■ Work task: Type out the full set of entries again, unchanged.

■ Exercise data:

- Opening Delimiter -

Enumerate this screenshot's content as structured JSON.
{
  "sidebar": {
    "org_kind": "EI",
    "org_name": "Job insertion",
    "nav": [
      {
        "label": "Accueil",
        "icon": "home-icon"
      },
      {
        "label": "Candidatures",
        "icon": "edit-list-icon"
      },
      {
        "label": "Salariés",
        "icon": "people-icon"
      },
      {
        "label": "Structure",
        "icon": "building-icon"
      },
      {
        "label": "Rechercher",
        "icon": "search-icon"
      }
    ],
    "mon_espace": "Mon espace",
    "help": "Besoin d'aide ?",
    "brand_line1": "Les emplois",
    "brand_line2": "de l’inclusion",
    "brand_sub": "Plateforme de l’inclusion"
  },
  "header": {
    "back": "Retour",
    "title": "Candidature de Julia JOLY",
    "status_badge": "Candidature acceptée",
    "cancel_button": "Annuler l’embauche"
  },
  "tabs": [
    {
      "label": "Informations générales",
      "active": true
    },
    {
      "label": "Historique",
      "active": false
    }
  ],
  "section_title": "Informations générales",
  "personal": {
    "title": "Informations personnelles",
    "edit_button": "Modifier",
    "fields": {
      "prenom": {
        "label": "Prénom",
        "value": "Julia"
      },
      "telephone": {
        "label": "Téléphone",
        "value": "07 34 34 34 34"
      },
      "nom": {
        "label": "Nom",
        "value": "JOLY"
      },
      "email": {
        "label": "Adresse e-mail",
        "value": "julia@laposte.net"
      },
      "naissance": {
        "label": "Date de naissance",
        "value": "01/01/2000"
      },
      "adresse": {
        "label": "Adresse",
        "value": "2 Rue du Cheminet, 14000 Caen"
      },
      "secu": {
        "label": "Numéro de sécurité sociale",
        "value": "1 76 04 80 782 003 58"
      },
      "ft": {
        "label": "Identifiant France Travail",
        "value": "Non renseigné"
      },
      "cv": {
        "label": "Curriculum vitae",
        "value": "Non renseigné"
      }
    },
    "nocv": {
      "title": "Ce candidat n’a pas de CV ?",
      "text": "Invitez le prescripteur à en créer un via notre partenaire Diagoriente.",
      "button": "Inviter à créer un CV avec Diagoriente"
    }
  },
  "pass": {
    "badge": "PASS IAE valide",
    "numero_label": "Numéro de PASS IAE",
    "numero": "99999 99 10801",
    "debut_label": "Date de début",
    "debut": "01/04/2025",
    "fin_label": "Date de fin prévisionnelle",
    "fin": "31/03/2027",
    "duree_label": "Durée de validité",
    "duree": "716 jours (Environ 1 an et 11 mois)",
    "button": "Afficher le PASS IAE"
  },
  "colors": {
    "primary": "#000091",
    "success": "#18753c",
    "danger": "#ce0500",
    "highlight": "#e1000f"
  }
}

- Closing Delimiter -

■ Task response:
Enumerate this screenshot's content as structured JSON.
{
  "sidebar": {
    "org_kind": "EI",
    "org_name": "Job insertion",
    "nav": [
      {
        "label": "Accueil",
        "icon": "home-icon"
      },
      {
        "label": "Candidatures",
        "icon": "edit-list-icon"
      },
      {
        "label": "Salariés",
        "icon": "people-icon"
      },
      {
        "label": "Structure",
        "icon": "building-icon"
      },
      {
        "label": "Rechercher",
        "icon": "search-icon"
      }
    ],
    "mon_espace": "Mon espace",
    "help": "Besoin d'aide ?",
    "brand_line1": "Les emplois",
    "brand_line2": "de l’inclusion",
    "brand_sub": "Plateforme de l’inclusion"
  },
  "header": {
    "back": "Retour",
    "title": "Candidature de Julia JOLY",
    "status_badge": "Candidature acceptée",
    "cancel_button": "Annuler l’embauche"
  },
  "tabs": [
    {
      "label": "Informations générales",
      "active": true
    },
    {
      "label": "Historique",
      "active": false
    }
  ],
  "section_title": "Informations générales",
  "personal": {
    "title": "Informations personnelles",
    "edit_button": "Modifier",
    "fields": {
      "prenom": {
        "label": "Prénom",
        "value": "Julia"
      },
      "telephone": {
        "label": "Téléphone",
        "value": "07 34 34 34 34"
      },
      "nom": {
        "label": "Nom",
        "value": "JOLY"
      },
      "email": {
        "label": "Adresse e-mail",
        "value": "julia@laposte.net"
      },
      "naissance": {
        "label": "Date de naissance",
        "value": "01/01/2000"
      },
      "adresse": {
        "label": "Adresse",
        "value": "2 Rue du Cheminet, 14000 Caen"
      },
      "secu": {
        "label": "Numéro de sécurité sociale",
        "value": "1 76 04 80 782 003 58"
      },
      "ft": {
        "label": "Identifiant France Travail",
        "value": "Non renseigné"
      },
      "cv": {
        "label": "Curriculum vitae",
        "value": "Non renseigné"
      }
    },
    "nocv": {
      "title": "Ce candidat n’a pas de CV ?",
      "text": "Invitez le prescripteur à en créer un via notre partenaire Diagoriente.",
      "button": "Inviter à créer un CV avec Diagoriente"
    }
  },
  "pass": {
    "badge": "PASS IAE valide",
    "numero_label": "Numéro de PASS IAE",
    "numero": "99999 99 10801",
    "debut_label": "Date de début",
    "debut": "01/04/2025",
    "fin_label": "Date de fin prévisionnelle",
    "fin": "31/03/2027",
    "duree_label": "Durée de validité",
    "duree": "716 jours (Environ 1 an et 11 mois)",
    "button": "Afficher le PASS IAE"
  },
  "colors": {
    "primary": "#000091",
    "success": "#18753c",
    "danger": "#ce0500",
    "highlight": "#e1000f"
  }
}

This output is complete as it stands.